Factors that would be conducive for investment in growing tech businesses and talent here.
● A solid amount of move-in ready corporate space
● The highest concentration of head offices per capita in the country (source: Calgary Economic Development),
● A rapidly growing ecosystem of entrepreneurs (as evidenced by the continual growth of accelerators, entrepreneur-focused programs, and expansion of ATB’s own entrepreneur centres).
● Young population. The average age in Alberta is 36.5 years with median ages in Edmonton and Calgary being around the same.
● A very reasonable cost of living and work-life balance with a significant amount of park space and geographical features (mountains) nearby.
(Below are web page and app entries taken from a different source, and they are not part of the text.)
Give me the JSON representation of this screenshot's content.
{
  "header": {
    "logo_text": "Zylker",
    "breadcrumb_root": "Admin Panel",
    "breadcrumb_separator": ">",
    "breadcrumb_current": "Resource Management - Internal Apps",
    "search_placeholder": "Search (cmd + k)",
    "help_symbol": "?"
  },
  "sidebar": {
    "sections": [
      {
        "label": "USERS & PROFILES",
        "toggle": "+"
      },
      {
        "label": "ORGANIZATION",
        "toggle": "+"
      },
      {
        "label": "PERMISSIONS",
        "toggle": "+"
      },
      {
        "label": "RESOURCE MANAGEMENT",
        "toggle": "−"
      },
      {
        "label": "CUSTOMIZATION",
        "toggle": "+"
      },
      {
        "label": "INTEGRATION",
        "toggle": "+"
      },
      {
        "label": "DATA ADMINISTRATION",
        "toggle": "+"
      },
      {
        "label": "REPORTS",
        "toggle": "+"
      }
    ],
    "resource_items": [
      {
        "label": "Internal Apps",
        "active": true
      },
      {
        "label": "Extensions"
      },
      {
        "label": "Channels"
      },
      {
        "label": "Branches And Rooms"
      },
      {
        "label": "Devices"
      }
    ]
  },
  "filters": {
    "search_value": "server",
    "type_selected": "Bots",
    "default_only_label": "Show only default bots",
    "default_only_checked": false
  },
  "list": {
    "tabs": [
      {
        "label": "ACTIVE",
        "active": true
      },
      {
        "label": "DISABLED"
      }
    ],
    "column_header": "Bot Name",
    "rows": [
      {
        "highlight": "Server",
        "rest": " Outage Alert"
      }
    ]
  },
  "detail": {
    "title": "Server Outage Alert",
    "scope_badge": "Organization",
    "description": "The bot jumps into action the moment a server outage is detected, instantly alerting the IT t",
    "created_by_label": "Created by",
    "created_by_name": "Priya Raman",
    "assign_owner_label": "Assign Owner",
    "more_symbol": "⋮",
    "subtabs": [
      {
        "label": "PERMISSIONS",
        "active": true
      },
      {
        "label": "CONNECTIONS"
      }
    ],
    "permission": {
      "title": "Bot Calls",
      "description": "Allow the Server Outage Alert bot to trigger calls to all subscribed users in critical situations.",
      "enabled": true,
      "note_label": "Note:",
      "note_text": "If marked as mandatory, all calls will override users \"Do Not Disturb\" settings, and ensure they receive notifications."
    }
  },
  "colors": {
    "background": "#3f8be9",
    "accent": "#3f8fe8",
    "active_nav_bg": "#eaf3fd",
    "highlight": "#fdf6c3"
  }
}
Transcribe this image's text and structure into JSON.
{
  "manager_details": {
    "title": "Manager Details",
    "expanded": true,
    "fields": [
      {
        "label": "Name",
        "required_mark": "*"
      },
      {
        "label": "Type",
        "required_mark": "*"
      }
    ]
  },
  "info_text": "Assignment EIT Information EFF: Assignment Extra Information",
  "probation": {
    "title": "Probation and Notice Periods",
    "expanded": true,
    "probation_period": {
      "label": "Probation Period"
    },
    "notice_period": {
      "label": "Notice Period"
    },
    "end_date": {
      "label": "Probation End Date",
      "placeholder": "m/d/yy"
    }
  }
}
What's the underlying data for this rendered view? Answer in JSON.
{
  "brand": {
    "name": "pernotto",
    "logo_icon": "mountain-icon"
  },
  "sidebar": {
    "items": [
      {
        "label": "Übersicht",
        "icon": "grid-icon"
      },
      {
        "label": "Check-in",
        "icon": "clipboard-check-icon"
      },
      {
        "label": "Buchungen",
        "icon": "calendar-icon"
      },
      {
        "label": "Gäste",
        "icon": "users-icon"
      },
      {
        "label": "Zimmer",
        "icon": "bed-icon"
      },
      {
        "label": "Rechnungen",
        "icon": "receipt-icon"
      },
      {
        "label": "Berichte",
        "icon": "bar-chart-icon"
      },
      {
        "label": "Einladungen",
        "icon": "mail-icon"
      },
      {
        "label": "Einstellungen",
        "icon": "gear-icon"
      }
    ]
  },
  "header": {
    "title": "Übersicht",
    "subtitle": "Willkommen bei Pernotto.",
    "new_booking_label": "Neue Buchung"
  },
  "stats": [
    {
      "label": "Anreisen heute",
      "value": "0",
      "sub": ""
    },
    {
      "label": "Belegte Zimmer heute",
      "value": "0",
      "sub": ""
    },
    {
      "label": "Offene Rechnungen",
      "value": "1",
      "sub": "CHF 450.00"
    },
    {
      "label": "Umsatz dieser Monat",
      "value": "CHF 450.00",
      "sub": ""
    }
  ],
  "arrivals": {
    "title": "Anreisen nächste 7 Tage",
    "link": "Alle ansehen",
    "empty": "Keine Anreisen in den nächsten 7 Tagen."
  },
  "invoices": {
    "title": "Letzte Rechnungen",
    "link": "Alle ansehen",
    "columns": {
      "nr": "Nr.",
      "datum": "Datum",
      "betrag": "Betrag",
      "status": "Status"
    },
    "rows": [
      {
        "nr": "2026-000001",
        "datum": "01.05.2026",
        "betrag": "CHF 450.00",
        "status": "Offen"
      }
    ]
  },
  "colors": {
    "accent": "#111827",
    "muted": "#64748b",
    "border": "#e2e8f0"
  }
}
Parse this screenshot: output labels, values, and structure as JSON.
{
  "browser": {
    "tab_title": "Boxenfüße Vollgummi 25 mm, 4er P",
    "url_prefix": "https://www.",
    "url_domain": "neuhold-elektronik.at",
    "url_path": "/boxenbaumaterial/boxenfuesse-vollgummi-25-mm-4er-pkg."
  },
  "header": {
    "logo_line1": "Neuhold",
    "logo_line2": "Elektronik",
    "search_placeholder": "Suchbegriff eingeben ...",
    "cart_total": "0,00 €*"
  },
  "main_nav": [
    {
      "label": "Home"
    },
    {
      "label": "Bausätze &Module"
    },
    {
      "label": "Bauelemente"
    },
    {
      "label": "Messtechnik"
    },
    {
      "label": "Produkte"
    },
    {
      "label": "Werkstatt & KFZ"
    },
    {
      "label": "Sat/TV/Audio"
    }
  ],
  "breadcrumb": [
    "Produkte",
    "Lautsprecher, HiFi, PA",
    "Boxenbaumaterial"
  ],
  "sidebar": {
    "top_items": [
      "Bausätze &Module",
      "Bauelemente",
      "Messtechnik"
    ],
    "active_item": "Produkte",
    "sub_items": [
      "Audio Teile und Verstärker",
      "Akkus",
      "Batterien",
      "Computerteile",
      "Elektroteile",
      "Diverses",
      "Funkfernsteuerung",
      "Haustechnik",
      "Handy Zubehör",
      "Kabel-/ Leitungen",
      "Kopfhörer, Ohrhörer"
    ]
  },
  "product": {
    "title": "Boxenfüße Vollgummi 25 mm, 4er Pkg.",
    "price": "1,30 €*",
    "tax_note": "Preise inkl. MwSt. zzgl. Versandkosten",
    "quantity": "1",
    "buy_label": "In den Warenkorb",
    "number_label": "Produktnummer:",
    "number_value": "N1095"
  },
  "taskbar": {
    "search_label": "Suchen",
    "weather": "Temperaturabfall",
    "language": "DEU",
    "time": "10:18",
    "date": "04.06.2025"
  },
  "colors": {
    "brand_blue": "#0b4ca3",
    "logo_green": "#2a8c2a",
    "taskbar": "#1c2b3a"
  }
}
Alberta has always been an innovative province with a long and rich history of technical innovation in the resource industry. The potential of the oil sands was converted into an economic resource base through innovative engineering technology. Both the physical and human capital gained from the expansion of the resource base provides Alberta a significant head start in adopting digital technologies to transform its economic base.
Our understanding of the global investment market and our established relationships and credibility with the investment community does and will continue to provide significant value to Albertan entrepreneurs.
Co-author Edward Wilson-Smythe is a Digital Principal at Avasant